Review the listing and copy each line that holds the word "icon".

**Records to process**
● ● ● ● ● ● ●
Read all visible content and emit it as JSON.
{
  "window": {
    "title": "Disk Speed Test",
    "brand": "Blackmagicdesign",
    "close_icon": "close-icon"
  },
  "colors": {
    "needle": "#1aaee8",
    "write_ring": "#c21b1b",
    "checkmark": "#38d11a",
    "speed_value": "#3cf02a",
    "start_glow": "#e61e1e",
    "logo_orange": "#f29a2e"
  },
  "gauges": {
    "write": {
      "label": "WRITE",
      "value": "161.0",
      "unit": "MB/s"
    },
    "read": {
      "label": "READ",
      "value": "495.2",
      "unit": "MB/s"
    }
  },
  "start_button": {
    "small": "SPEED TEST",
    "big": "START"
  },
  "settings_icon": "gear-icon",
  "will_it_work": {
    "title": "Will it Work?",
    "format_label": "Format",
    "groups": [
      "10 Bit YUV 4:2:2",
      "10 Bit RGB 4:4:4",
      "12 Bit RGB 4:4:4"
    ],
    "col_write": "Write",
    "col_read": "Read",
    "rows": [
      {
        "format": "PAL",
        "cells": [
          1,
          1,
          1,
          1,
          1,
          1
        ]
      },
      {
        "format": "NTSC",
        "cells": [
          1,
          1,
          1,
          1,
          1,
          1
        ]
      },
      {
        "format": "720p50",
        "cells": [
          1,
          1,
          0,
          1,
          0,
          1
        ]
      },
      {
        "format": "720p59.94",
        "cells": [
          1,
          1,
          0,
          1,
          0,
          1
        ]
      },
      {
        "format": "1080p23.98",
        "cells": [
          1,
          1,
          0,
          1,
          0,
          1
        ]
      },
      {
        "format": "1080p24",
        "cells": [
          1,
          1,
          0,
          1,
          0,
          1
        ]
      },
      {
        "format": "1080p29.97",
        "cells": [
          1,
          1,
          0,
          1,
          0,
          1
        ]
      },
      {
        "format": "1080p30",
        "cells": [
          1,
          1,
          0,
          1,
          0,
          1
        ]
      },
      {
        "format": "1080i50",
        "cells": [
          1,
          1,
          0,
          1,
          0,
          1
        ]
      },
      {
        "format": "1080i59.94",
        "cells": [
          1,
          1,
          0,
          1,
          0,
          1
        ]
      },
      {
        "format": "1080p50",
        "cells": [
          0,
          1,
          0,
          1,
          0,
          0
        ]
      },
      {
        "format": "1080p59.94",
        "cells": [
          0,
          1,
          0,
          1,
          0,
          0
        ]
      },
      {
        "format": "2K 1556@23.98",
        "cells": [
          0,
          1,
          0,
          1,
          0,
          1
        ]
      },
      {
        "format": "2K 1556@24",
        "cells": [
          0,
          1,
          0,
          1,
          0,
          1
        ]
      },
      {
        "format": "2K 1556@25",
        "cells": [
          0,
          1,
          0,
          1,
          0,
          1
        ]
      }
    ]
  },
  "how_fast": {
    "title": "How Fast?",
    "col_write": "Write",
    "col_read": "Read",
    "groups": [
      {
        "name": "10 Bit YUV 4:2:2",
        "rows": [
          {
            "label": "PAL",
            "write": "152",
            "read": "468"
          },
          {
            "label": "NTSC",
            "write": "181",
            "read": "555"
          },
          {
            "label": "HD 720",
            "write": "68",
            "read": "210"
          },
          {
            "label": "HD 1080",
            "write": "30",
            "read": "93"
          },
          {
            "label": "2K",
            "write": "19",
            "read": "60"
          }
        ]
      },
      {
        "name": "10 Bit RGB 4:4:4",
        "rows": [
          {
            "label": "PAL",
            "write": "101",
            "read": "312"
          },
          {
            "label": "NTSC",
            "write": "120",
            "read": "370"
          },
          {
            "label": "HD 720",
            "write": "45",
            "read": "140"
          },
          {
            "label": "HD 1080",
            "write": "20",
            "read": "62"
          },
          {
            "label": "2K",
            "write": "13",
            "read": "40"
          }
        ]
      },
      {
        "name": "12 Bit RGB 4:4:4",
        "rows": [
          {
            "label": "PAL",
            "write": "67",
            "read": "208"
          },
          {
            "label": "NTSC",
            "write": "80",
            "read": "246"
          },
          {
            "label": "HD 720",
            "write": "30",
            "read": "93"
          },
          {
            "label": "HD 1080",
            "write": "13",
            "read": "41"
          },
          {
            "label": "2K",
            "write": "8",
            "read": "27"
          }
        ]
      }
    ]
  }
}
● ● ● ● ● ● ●
**Solution for this exercise**
    "close_icon": "close-icon"
  "settings_icon": "gear-icon",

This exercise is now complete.